Gordon is by far my favorite option. He is the most complete player out of all the players I have named, as seen with his 5.9 WAR. On top of what you see above, he led the league in doubles with 51. However, all of this makes him the most expensive player in terms of what we would trade in return. Although the Royals said they would deal him for pitching, they probably had a proven, #2 type starter in mind. That’s not to say they wouldn’t consider anything else, but I don’t think it’s likely. The trade I mentioned above might not get it done, but I’m not sure I want to give up much more. He is a great player and I really want him here. Who wouldn’t want a 6 WAR player with gold glove defense in left field? But there is a point where no one is worth what it would actually cost.
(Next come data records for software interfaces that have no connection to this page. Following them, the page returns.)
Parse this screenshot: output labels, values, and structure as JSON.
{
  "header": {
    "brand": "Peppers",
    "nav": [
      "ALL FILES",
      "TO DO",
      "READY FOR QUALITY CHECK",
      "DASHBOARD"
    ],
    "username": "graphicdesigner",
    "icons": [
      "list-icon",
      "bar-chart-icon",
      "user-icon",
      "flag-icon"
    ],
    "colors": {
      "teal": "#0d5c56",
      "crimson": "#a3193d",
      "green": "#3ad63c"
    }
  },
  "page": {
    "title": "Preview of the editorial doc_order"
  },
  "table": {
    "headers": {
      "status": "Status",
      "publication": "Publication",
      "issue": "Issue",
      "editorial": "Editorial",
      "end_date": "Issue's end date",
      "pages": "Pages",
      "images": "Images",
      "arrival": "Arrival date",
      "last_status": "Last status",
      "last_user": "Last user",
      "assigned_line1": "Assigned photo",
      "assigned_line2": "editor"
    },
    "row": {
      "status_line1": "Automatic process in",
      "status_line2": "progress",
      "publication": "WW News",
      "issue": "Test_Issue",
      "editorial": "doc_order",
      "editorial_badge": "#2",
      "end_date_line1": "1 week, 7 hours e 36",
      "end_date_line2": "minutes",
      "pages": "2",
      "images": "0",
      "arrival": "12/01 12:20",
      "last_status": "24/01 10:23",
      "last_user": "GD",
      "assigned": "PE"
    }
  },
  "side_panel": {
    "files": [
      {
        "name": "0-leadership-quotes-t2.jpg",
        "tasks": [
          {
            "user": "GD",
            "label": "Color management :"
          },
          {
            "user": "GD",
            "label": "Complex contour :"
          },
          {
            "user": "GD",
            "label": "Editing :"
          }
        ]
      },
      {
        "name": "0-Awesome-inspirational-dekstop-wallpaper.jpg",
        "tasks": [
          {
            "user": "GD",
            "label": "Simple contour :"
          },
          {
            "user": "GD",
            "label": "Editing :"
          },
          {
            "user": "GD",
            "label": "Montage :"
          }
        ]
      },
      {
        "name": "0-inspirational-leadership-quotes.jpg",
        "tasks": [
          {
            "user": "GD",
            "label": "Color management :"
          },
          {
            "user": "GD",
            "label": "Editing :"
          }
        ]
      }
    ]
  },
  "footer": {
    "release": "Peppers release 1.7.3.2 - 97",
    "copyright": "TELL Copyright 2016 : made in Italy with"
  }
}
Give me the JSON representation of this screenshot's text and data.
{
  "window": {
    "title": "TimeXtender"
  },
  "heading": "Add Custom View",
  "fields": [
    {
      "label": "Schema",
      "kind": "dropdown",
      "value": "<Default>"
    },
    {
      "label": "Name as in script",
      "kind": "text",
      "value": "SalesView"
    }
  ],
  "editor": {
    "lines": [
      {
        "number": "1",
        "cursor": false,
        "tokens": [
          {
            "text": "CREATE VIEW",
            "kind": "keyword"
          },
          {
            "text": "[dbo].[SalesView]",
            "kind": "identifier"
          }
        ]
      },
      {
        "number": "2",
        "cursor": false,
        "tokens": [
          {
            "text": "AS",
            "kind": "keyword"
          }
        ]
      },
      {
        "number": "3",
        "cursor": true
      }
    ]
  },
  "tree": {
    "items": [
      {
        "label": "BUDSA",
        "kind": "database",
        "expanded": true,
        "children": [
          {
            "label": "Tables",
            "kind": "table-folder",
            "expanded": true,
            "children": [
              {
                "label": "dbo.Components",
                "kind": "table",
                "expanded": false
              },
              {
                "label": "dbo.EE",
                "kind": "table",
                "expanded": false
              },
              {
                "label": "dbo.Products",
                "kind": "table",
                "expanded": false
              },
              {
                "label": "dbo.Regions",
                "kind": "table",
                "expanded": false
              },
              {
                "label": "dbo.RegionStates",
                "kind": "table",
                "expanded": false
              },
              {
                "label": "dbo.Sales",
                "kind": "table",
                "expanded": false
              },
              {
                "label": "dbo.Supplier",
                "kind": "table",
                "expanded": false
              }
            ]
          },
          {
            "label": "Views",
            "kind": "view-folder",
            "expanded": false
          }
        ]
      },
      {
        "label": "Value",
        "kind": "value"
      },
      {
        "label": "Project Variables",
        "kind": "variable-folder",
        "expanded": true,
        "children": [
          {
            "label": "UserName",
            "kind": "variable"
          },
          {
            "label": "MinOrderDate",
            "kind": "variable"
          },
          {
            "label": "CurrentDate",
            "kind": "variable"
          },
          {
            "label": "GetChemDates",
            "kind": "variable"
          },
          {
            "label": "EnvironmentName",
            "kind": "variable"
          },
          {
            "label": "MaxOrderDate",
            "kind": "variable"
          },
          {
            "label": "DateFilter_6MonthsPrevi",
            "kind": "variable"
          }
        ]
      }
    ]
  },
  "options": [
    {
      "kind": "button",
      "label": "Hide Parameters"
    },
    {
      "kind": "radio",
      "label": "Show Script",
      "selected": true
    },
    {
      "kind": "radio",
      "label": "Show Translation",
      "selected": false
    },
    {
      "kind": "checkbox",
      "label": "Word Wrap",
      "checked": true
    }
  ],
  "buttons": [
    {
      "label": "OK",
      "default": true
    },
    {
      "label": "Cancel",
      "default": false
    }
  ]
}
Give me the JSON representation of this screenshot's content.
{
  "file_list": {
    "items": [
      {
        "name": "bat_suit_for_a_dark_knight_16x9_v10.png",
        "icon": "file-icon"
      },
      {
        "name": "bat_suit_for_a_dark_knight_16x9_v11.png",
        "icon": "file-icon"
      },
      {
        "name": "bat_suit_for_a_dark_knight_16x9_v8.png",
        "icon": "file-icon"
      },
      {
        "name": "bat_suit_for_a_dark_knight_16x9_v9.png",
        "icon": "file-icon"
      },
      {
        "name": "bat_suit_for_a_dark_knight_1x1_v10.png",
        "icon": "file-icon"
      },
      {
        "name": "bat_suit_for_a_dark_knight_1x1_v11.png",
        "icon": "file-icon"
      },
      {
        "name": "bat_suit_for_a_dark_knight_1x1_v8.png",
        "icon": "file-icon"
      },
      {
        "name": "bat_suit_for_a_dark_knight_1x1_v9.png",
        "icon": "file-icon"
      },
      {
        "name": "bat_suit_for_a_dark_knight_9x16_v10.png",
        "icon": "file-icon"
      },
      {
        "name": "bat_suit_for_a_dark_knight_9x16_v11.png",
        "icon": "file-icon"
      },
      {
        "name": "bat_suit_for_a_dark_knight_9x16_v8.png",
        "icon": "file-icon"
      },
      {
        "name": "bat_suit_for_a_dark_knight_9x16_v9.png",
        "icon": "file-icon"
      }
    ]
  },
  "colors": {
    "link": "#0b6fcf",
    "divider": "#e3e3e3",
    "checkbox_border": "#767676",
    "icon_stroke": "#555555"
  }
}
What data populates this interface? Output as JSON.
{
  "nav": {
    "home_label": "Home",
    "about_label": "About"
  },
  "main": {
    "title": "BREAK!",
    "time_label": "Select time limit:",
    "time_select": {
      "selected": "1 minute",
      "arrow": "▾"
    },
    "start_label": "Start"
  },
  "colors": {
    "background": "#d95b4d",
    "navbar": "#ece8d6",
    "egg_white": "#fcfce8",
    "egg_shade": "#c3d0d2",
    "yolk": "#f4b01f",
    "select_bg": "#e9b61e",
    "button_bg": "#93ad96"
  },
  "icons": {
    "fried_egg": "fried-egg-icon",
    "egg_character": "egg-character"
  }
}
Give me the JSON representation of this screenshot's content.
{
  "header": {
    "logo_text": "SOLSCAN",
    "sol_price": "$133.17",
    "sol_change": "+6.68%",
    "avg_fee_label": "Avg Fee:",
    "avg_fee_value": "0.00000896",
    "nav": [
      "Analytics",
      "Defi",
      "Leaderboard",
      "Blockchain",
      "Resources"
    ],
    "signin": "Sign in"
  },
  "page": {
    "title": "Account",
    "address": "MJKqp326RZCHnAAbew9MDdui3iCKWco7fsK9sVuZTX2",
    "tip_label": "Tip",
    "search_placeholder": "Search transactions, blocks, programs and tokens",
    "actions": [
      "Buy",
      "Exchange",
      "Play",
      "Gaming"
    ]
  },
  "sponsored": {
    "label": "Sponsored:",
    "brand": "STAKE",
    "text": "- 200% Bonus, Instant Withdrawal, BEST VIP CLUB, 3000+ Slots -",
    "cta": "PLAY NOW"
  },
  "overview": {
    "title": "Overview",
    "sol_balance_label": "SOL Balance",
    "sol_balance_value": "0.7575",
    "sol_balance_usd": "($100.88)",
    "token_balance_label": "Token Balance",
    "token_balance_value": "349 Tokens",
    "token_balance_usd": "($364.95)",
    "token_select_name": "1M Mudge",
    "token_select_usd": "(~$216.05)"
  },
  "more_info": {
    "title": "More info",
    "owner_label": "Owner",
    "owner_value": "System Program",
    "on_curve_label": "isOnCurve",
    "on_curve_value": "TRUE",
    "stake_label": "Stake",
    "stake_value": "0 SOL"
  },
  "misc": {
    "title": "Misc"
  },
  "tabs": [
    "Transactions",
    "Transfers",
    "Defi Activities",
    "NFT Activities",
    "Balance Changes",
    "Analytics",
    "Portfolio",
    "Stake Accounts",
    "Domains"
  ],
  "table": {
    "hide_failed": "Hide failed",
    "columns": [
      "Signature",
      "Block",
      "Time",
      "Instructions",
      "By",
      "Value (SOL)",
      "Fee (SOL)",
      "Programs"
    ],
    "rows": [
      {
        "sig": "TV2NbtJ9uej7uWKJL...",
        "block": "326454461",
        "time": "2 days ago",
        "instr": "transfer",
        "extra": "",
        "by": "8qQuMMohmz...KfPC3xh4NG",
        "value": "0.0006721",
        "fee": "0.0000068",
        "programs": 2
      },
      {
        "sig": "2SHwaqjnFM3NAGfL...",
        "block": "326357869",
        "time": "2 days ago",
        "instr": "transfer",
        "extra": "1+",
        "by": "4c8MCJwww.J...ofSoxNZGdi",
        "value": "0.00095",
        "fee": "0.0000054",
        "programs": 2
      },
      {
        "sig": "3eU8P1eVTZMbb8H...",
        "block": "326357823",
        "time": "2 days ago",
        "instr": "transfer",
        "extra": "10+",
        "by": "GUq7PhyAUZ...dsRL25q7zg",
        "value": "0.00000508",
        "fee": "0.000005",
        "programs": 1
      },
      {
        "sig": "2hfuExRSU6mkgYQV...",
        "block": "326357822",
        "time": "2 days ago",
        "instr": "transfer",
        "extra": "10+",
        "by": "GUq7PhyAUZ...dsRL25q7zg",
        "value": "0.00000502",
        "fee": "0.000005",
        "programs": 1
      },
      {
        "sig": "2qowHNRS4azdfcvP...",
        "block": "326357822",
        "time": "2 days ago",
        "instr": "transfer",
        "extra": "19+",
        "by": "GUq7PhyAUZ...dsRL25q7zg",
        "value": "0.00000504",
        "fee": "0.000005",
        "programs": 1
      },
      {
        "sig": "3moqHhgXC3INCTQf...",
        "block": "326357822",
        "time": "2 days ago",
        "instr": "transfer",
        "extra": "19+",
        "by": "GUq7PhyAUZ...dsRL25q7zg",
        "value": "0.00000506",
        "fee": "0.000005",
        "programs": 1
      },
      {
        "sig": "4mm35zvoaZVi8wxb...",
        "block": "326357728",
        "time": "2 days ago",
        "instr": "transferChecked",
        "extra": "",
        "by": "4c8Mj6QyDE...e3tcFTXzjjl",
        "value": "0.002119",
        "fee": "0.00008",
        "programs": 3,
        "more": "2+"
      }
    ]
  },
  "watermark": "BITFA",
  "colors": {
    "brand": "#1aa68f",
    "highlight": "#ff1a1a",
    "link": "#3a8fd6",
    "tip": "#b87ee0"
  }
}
If Dayton Moore is desperate enough for pitching, he may be willing to trade his best player for a mid-rotation starter in Vargas, a future #2-3 starter in Hultzen, and what could become a very good middle infielder in the future in Brad Miller, knowing he has plenty of offense. However I wouldn’t say it is likely. Taijuan Walker might have to be involved, and I hate to lose him. But if they would take Walker for Gordon straight up, I would do it.

In conclusion, the Mariners need offense. There are many different routes they could take to get it, but to me, these make the most sense. And despite what we may think, the front office knows that too. Now it’s just up to the front office to do their job, and evaluate what is out there, and decide what we need to do to win ball games.